Even the Vaseline I gobbed all over the wire wouldn't stop them this year, nor would the Tanglefoot my daughter put on a disk just below the roof line, which was so sticky that it should have stopped the ants in their tracks. But each time I brought the feeder in to wash and refill it, five or six ant bodies came tumbling out.
But then came the Texas flooding, compliments of Hurricane Harvey, and my faith in ant cleverness was restored. It seems that the Texas fire ants joined their bodies together to make a large floating mass thereby saving the entire colony. Amazing! Now if I could just figure out a way to convince the ants to stay out of my hummingbird feeder. Or maybe their friends are joining them in the feeder in order to form a floating mass. Hmmm …
Doug McGee contacted me about a strange plant that came up right next to the Hostas and Lamb’s Ear plants near the entrance to his front door. He and wife Cheryl dubbed it "the Alien Plant." Since they had not planted it, they thought it might be a weed of some sort. They emailed a photo of the plant to relatives to see if anyone knew what it was. Doug’s aunt replied.
Turns out it’s not a weed or an alien plant after all. It's an herb known as Mullein. It has yellow flowers on it that make the plant look like really tall corn. Upon further investigation, Cheryl learned from the Mother Earth Living website that it was used by early settlers and Native Americans for respiratory problems among other things. Check out that site for other uses.
The Brady Lake Women’s Club will host its yearly "Geezer" event at the pavilion in the field across from the Brady Lake Village Hall on Sept. 9 starting at 5 p.m. The event is for folks in the over 21 group. There will be live music, wine tasting, a 50/50 drawing, and a Tower of Tickets drawing. (The Tower of Tickets is made up of donated free local goods and services along with lottery tickets.)
Dinner is potluck, so bring a covered dish to share per person or couple. Coffee and water will be provided or you may bring your own beverages. Please bring your own lawn chair. The focus of this year’s event is community camaraderie. All adults of the Brady Lake area are invited to attend.

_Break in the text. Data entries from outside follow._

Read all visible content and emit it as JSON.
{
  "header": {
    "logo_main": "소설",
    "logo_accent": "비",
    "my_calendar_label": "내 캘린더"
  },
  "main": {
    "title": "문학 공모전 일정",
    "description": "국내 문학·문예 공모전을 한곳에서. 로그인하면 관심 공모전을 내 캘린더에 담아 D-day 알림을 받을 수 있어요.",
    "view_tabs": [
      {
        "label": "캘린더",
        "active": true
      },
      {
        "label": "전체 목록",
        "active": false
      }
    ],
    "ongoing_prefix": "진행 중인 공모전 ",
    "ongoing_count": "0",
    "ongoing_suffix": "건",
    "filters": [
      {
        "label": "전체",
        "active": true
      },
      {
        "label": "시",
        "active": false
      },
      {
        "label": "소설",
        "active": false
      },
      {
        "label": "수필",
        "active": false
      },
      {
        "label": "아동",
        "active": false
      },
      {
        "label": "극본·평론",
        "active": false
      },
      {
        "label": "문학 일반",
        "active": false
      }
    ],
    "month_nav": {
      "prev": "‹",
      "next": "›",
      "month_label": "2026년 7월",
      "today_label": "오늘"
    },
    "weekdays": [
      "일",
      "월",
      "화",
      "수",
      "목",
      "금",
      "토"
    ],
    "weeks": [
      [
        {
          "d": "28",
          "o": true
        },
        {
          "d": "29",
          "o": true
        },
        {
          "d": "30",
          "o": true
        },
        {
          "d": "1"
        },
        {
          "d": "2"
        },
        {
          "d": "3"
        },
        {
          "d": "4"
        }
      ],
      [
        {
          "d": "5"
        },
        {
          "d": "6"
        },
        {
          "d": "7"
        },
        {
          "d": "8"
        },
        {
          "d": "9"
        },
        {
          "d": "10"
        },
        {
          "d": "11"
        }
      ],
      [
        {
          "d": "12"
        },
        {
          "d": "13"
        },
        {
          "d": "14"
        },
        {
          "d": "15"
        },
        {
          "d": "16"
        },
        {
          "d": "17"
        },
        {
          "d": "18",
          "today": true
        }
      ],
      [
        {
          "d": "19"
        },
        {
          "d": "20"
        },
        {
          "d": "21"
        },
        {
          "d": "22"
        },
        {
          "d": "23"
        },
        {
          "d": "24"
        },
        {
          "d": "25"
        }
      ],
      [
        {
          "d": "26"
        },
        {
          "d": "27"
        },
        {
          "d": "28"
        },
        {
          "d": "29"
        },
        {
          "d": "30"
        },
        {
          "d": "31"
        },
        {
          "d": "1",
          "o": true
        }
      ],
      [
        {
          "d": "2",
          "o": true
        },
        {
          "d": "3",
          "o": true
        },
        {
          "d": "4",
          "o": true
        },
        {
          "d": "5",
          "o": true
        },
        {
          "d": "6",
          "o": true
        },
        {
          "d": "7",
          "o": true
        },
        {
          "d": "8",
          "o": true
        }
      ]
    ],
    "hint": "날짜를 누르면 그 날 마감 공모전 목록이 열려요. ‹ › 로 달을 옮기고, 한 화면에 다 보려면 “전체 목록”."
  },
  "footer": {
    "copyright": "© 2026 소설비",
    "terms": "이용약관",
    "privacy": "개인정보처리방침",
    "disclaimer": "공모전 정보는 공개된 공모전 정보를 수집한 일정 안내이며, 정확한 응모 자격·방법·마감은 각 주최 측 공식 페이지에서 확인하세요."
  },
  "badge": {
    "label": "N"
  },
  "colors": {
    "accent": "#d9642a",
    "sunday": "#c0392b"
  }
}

At the Lake Brady United Methodist’s Free Community Dinner on Sept. 20, they will be serving a "September Surprise." Dinner runs from 5:30 to 7 p.m. and everyone is invited. Carry-outs available.
The church’s Ladies Night resumes at 6 p.m. Sept. 13 under the direction of Patti Andrews. For our first craft, Patti will teach us how to make a fall wreath. Everything will be provided to make your wreath for $4 per person, payable to Patti that evening.
All ladies of the church and community are welcome to attend. Don’t forget to bring a friend or two. Patti needs to know how many people are coming, so contact her at 330-221-0136 if you plan to attend.
A popular former Brady Lake School teacher, Ruth McKay, celebrated her 90th birthday on Aug. 7. An open house birthday party was held at her daughter Dorothy’s home in Tallmadge. Happy Birthday, Ruth!
Carol and Dick Fresch are once again collecting new or gently used coats, scarves, gloves, and other winter wear. These items will be given to those who need them at the Kent Elks Club on Nov. 12. They are also collecting new or gently used toys for low-income parents to select from and give to their children for Christmas. The toy giveaway will be held on Dec. 10, also at the Elks Club. If you have coats or toys you would like to donate, call the Freschs at 330-673-7649.
If you have anything you would like to submit for next month’s column, please contact me. My contact information is below. Happy fall!
For Brady Lake news, contact Karen Brothers at 330-678-9596 or firstname.lastname@example.org.